ENSC 802 Global Environmental Problems
This course focuses on real-world environmental problems analyzing their social, ethical, and biogeochemical origins, economic ramifications, and institutional frameworks for their mitigation and resolution in the context of environmental sustainability. This course would logically follow or run concurrently with ENSC-801*, and will deepen and continue the themes through consideration of the intellectual history of theories and concepts relevant to environmental studies, with a focus on the concepts of ¿sustainability¿ and ¿sustainable development¿. Three term-hours; Winter; S. Brown, G. Whitelaw
The School of Environmental Studies occupies a suite of office and laboratory space in Queen’s Biosciences Complex. All regular faculty members have office space in the School Biosciences Complex, and graduate students are provided carrel space in one of three common offices that can accommodate 30+ students each. Proximity to faculty members permits a high degree of interaction. The space held by the School also includes two administrative offices, offices for post-doctoral fellows and Adjunct Faculty, eight laboratories and a school lounge. Ancillary space includes a cold room, two equipment bays, and storage facilities at the Queen’s University Biological Station. Some faculty members also hold specialized laboratory space in their home departments.
Not all courses are offered every year. With the exception of ENSC 898, 899 and 999 all courses are 3.0 credit units.
The programs offered conform to the Research masters pattern I (Thesis), and the Project pattern II (Course-based), the general requirements for which are indicated in the general regulations.

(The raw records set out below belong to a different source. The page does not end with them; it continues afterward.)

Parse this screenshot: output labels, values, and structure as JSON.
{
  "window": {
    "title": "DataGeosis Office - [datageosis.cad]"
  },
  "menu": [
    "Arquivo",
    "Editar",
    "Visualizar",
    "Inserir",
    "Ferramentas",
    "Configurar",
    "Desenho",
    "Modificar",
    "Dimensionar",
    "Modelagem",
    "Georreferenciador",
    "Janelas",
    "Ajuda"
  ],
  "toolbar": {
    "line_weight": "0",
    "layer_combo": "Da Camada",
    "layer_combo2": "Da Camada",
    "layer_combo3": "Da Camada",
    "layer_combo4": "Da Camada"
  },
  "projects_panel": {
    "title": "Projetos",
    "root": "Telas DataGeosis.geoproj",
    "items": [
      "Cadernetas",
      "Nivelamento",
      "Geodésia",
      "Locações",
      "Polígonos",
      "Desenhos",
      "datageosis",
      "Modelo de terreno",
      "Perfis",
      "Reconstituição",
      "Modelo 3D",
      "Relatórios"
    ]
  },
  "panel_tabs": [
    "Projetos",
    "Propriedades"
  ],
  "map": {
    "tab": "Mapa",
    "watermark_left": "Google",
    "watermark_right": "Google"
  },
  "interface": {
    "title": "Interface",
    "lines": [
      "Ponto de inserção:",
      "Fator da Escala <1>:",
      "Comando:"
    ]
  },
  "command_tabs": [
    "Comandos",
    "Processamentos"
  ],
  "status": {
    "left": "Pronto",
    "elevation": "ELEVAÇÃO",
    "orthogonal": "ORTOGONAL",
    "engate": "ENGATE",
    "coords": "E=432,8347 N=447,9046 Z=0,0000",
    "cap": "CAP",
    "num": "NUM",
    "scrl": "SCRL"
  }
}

The Ph.D. program in Environmental Studies provides graduate training in environmental studies, emphasizing interdisciplinarity and focusing on the concept of sustainability and sustainable practices. The theme of sustainability emphasizes the long-term nature and impacts of environmental change, the connections between today's decisions and tomorrow's welfare, and the strong dependence of human well-being on environmental quality. The program responds to widespread perceptions and concerns about society's future in a world of finite resources, and there is a growing demand for this program as demonstrated through the increasing number of inquiries from students about Ph.D. opportunities in our School.
...overall combined average in ENSC 801 Environmental Studies Methods * and ENSC 802 Global Environmental Problems...